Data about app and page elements
......
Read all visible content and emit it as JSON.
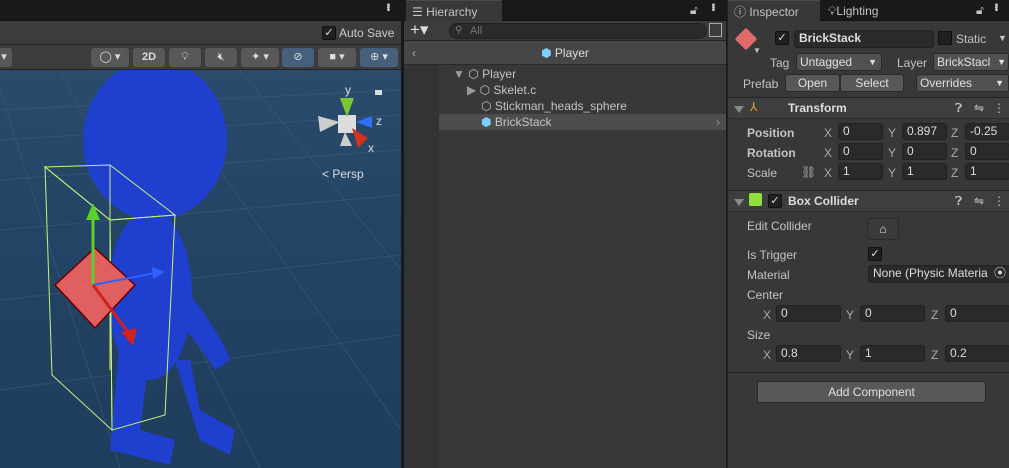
{
  "scene": {
    "auto_save_label": "Auto Save",
    "auto_save_checked": true,
    "toolbar": {
      "mode_2d": "2D"
    },
    "persp_label": "Persp",
    "gizmo_axes": {
      "x": "x",
      "y": "y",
      "z": "z"
    }
  },
  "hierarchy": {
    "tab_label": "Hierarchy",
    "search_placeholder": "All",
    "breadcrumb": "Player",
    "items": [
      {
        "label": "Player",
        "expanded": true
      },
      {
        "label": "Skelet.c",
        "expanded": false
      },
      {
        "label": "Stickman_heads_sphere"
      },
      {
        "label": "BrickStack",
        "selected": true
      }
    ]
  },
  "inspector": {
    "tabs": [
      "Inspector",
      "Lighting"
    ],
    "object_name": "BrickStack",
    "active": true,
    "static_label": "Static",
    "tag_label": "Tag",
    "tag_value": "Untagged",
    "layer_label": "Layer",
    "layer_value": "BrickStacl",
    "prefab_label": "Prefab",
    "open_label": "Open",
    "select_label": "Select",
    "overrides_label": "Overrides",
    "transform": {
      "title": "Transform",
      "position_label": "Position",
      "position": {
        "x": "0",
        "y": "0.897",
        "z": "-0.25"
      },
      "rotation_label": "Rotation",
      "rotation": {
        "x": "0",
        "y": "0",
        "z": "0"
      },
      "scale_label": "Scale",
      "scale": {
        "x": "1",
        "y": "1",
        "z": "1"
      }
    },
    "box_collider": {
      "title": "Box Collider",
      "enabled": true,
      "edit_collider_label": "Edit Collider",
      "is_trigger_label": "Is Trigger",
      "is_trigger": true,
      "material_label": "Material",
      "material_value": "None (Physic Materia",
      "center_label": "Center",
      "center": {
        "x": "0",
        "y": "0",
        "z": "0"
      },
      "size_label": "Size",
      "size": {
        "x": "0.8",
        "y": "1",
        "z": "0.2"
      }
    },
    "add_component_label": "Add Component",
    "axis_labels": {
      "x": "X",
      "y": "Y",
      "z": "Z"
    }
  },
  "colors": {
    "accent_selected": "#46607c",
    "scene_bg": "#244466",
    "figure": "#1f3fcf"
  }
}
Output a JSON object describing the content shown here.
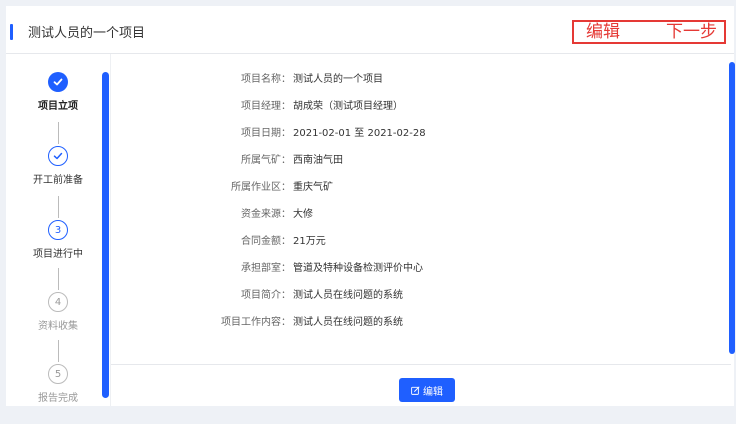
{
  "header": {
    "title": "测试人员的一个项目",
    "edit_label": "编辑",
    "next_label": "下一步"
  },
  "steps": [
    {
      "number": "",
      "label": "项目立项",
      "status": "done"
    },
    {
      "number": "",
      "label": "开工前准备",
      "status": "completed"
    },
    {
      "number": "3",
      "label": "项目进行中",
      "status": "current"
    },
    {
      "number": "4",
      "label": "资料收集",
      "status": "pending"
    },
    {
      "number": "5",
      "label": "报告完成",
      "status": "pending"
    }
  ],
  "details": [
    {
      "key": "项目名称：",
      "value": "测试人员的一个项目"
    },
    {
      "key": "项目经理：",
      "value": "胡成荣（测试项目经理）"
    },
    {
      "key": "项目日期：",
      "value": "2021-02-01 至 2021-02-28"
    },
    {
      "key": "所属气矿：",
      "value": "西南油气田"
    },
    {
      "key": "所属作业区：",
      "value": "重庆气矿"
    },
    {
      "key": "资金来源：",
      "value": "大修"
    },
    {
      "key": "合同金额：",
      "value": "21万元"
    },
    {
      "key": "承担部室：",
      "value": "管道及特种设备检测评价中心"
    },
    {
      "key": "项目简介：",
      "value": "测试人员在线问题的系统"
    },
    {
      "key": "项目工作内容：",
      "value": "测试人员在线问题的系统"
    }
  ],
  "footer": {
    "edit_button_label": "编辑",
    "edit_icon": "edit-icon"
  },
  "colors": {
    "primary": "#1f5fff",
    "highlight_border": "#e53935"
  }
}
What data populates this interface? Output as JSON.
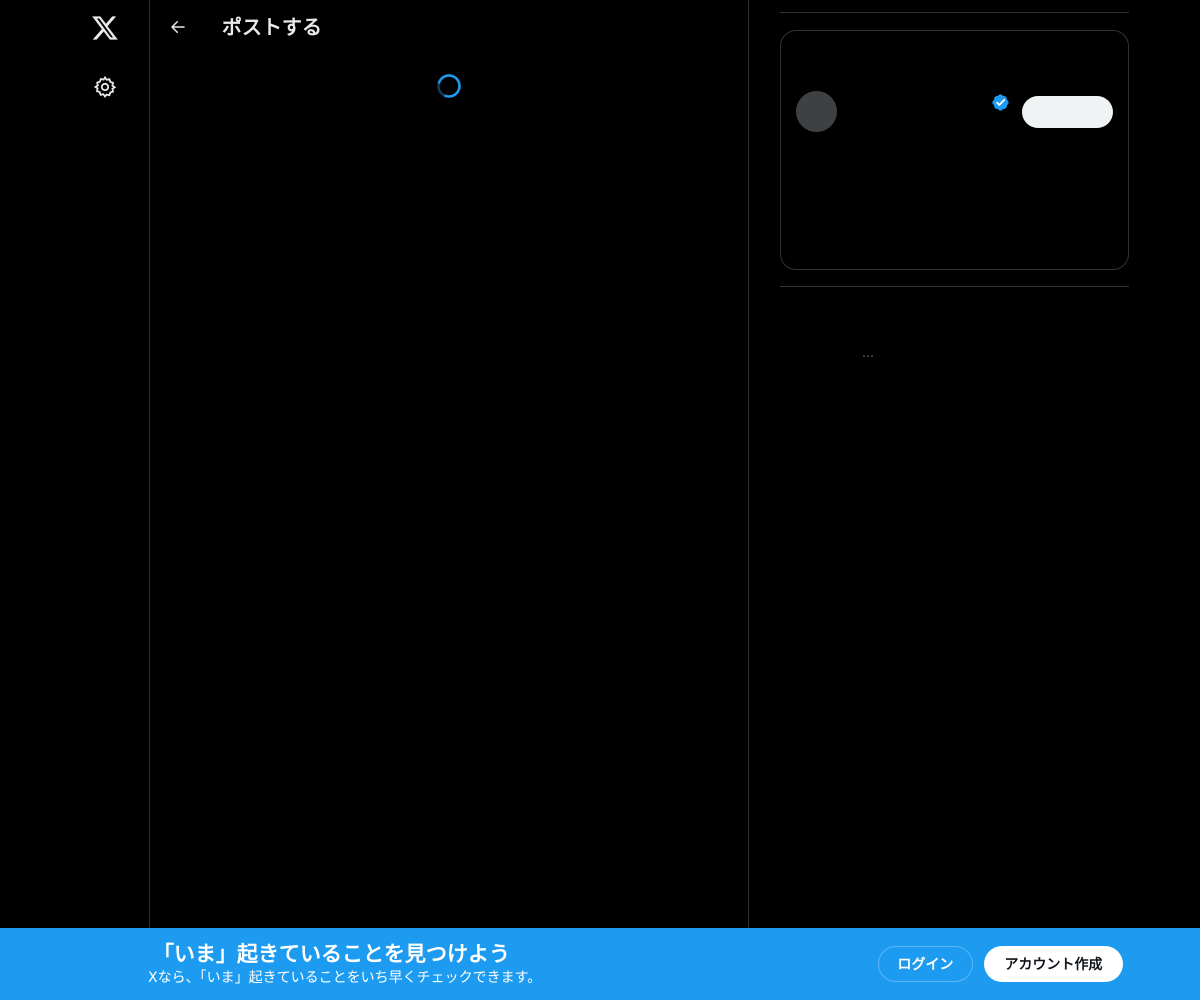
{
  "nav": {
    "logo_icon": "x-logo-icon",
    "settings_icon": "gear-icon"
  },
  "main": {
    "back_icon": "arrow-left-icon",
    "title": "ポストする",
    "loading_icon": "spinner-icon"
  },
  "sidebar": {
    "card": {
      "verified_icon": "verified-badge-icon",
      "follow_label": ""
    },
    "ellipsis": "…"
  },
  "banner": {
    "title": "「いま」起きていることを見つけよう",
    "subtitle": "Xなら、「いま」起きていることをいち早くチェックできます。",
    "login_label": "ログイン",
    "signup_label": "アカウント作成"
  },
  "colors": {
    "background": "#000000",
    "accent": "#1d9bf0",
    "border": "#2f3336",
    "text": "#e7e9ea"
  }
}
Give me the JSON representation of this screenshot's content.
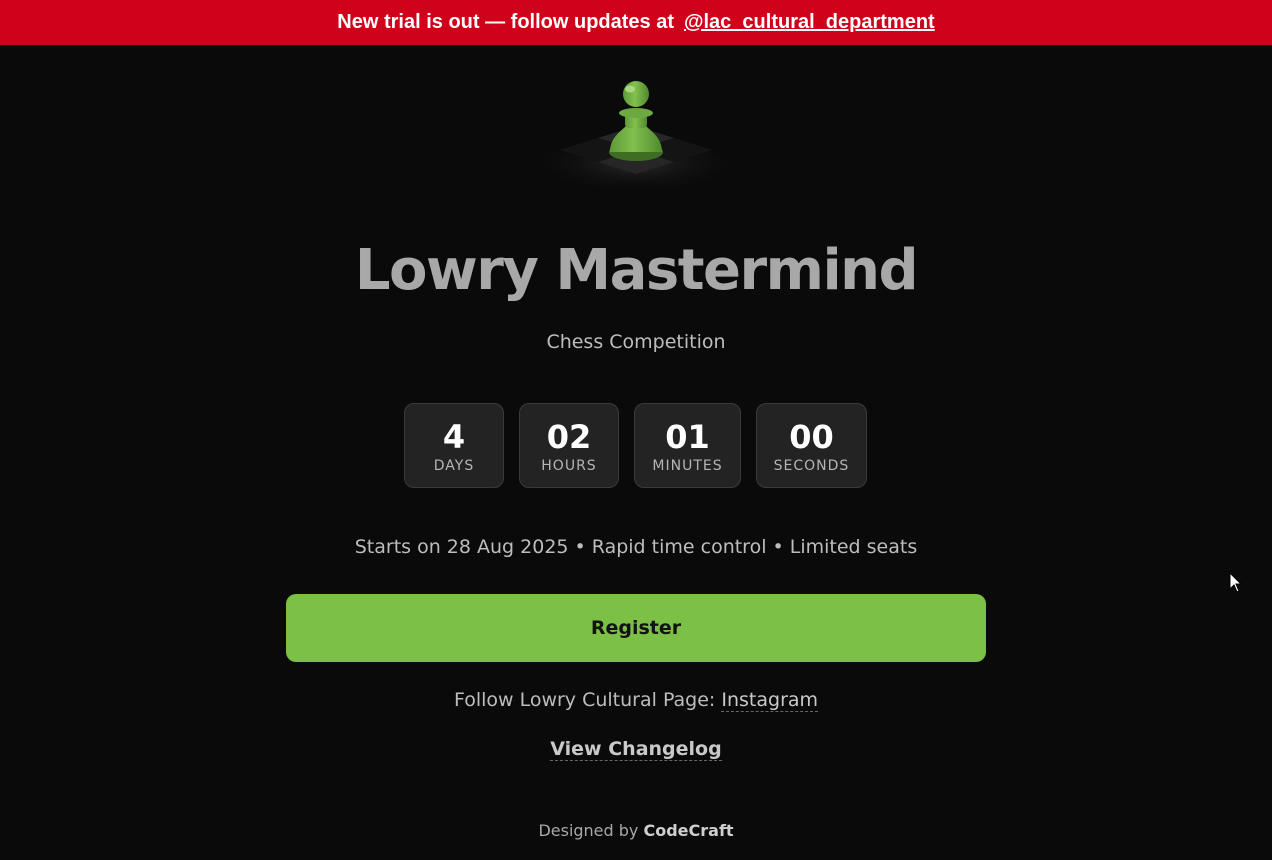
{
  "announcement": {
    "text": "New trial is out — follow updates at",
    "link_text": "@lac_cultural_department"
  },
  "logo": {
    "icon": "chess-pawn-icon",
    "pawn_color": "#6da843"
  },
  "hero": {
    "title": "Lowry Mastermind",
    "subtitle": "Chess Competition"
  },
  "countdown": [
    {
      "value": "4",
      "label": "DAYS"
    },
    {
      "value": "02",
      "label": "HOURS"
    },
    {
      "value": "01",
      "label": "MINUTES"
    },
    {
      "value": "00",
      "label": "SECONDS"
    }
  ],
  "details": "Starts on 28 Aug 2025 • Rapid time control • Limited seats",
  "register_label": "Register",
  "follow": {
    "text": "Follow Lowry Cultural Page:",
    "link_text": "Instagram"
  },
  "changelog_label": "View Changelog",
  "footer": {
    "prefix": "Designed by",
    "brand": "CodeCraft"
  },
  "colors": {
    "banner": "#d0021b",
    "accent": "#7cc146",
    "background": "#0a0a0a"
  }
}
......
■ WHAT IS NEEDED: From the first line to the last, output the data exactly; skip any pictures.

■ TASK ANSWER:
Read all visible content and emit it as JSON.
{
  "scene": {
    "auto_save_label": "Auto Save",
    "auto_save_checked": true,
    "toolbar": {
      "mode_2d": "2D"
    },
    "persp_label": "Persp",
    "gizmo_axes": {
      "x": "x",
      "y": "y",
      "z": "z"
    }
  },
  "hierarchy": {
    "tab_label": "Hierarchy",
    "search_placeholder": "All",
    "breadcrumb": "Player",
    "items": [
      {
        "label": "Player",
        "expanded": true
      },
      {
        "label": "Skelet.c",
        "expanded": false
      },
      {
        "label": "Stickman_heads_sphere"
      },
      {
        "label": "BrickStack",
        "selected": true
      }
    ]
  },
  "inspector": {
    "tabs": [
      "Inspector",
      "Lighting"
    ],
    "object_name": "BrickStack",
    "active": true,
    "static_label": "Static",
    "tag_label": "Tag",
    "tag_value": "Untagged",
    "layer_label": "Layer",
    "layer_value": "BrickStacl",
    "prefab_label": "Prefab",
    "open_label": "Open",
    "select_label": "Select",
    "overrides_label": "Overrides",
    "transform": {
      "title": "Transform",
      "position_label": "Position",
      "position": {
        "x": "0",
        "y": "0.897",
        "z": "-0.25"
      },
      "rotation_label": "Rotation",
      "rotation": {
        "x": "0",
        "y": "0",
        "z": "0"
      },
      "scale_label": "Scale",
      "scale": {
        "x": "1",
        "y": "1",
        "z": "1"
      }
    },
    "box_collider": {
      "title": "Box Collider",
      "enabled": true,
      "edit_collider_label": "Edit Collider",
      "is_trigger_label": "Is Trigger",
      "is_trigger": true,
      "material_label": "Material",
      "material_value": "None (Physic Materia",
      "center_label": "Center",
      "center": {
        "x": "0",
        "y": "0",
        "z": "0"
      },
      "size_label": "Size",
      "size": {
        "x": "0.8",
        "y": "1",
        "z": "0.2"
      }
    },
    "add_component_label": "Add Component",
    "axis_labels": {
      "x": "X",
      "y": "Y",
      "z": "Z"
    }
  },
  "colors": {
    "accent_selected": "#46607c",
    "scene_bg": "#244466",
    "figure": "#1f3fcf"
  }
}
Output a JSON object describing the content shown here.
{
  "header": {
    "title": "测试人员的一个项目",
    "edit_label": "编辑",
    "next_label": "下一步"
  },
  "steps": [
    {
      "number": "",
      "label": "项目立项",
      "status": "done"
    },
    {
      "number": "",
      "label": "开工前准备",
      "status": "completed"
    },
    {
      "number": "3",
      "label": "项目进行中",
      "status": "current"
    },
    {
      "number": "4",
      "label": "资料收集",
      "status": "pending"
    },
    {
      "number": "5",
      "label": "报告完成",
      "status": "pending"
    }
  ],
  "details": [
    {
      "key": "项目名称：",
      "value": "测试人员的一个项目"
    },
    {
      "key": "项目经理：",
      "value": "胡成荣（测试项目经理）"
    },
    {
      "key": "项目日期：",
      "value": "2021-02-01 至 2021-02-28"
    },
    {
      "key": "所属气矿：",
      "value": "西南油气田"
    },
    {
      "key": "所属作业区：",
      "value": "重庆气矿"
    },
    {
      "key": "资金来源：",
      "value": "大修"
    },
    {
      "key": "合同金额：",
      "value": "21万元"
    },
    {
      "key": "承担部室：",
      "value": "管道及特种设备检测评价中心"
    },
    {
      "key": "项目简介：",
      "value": "测试人员在线问题的系统"
    },
    {
      "key": "项目工作内容：",
      "value": "测试人员在线问题的系统"
    }
  ],
  "footer": {
    "edit_button_label": "编辑",
    "edit_icon": "edit-icon"
  },
  "colors": {
    "primary": "#1f5fff",
    "highlight_border": "#e53935"
  }
}
What data populates this interface? Output as JSON.
{
  "nav": {
    "logo_icon": "x-logo-icon",
    "settings_icon": "gear-icon"
  },
  "main": {
    "back_icon": "arrow-left-icon",
    "title": "ポストする",
    "loading_icon": "spinner-icon"
  },
  "sidebar": {
    "card": {
      "verified_icon": "verified-badge-icon",
      "follow_label": ""
    },
    "ellipsis": "…"
  },
  "banner": {
    "title": "「いま」起きていることを見つけよう",
    "subtitle": "Xなら、「いま」起きていることをいち早くチェックできます。",
    "login_label": "ログイン",
    "signup_label": "アカウント作成"
  },
  "colors": {
    "background": "#000000",
    "accent": "#1d9bf0",
    "border": "#2f3336",
    "text": "#e7e9ea"
  }
}
Give me the JSON representation of this screenshot's content.
{
  "announcement": {
    "text": "New trial is out — follow updates at",
    "link_text": "@lac_cultural_department"
  },
  "logo": {
    "icon": "chess-pawn-icon",
    "pawn_color": "#6da843"
  },
  "hero": {
    "title": "Lowry Mastermind",
    "subtitle": "Chess Competition"
  },
  "countdown": [
    {
      "value": "4",
      "label": "DAYS"
    },
    {
      "value": "02",
      "label": "HOURS"
    },
    {
      "value": "01",
      "label": "MINUTES"
    },
    {
      "value": "00",
      "label": "SECONDS"
    }
  ],
  "details": "Starts on 28 Aug 2025 • Rapid time control • Limited seats",
  "register_label": "Register",
  "follow": {
    "text": "Follow Lowry Cultural Page:",
    "link_text": "Instagram"
  },
  "changelog_label": "View Changelog",
  "footer": {
    "prefix": "Designed by",
    "brand": "CodeCraft"
  },
  "colors": {
    "banner": "#d0021b",
    "accent": "#7cc146",
    "background": "#0a0a0a"
  }
}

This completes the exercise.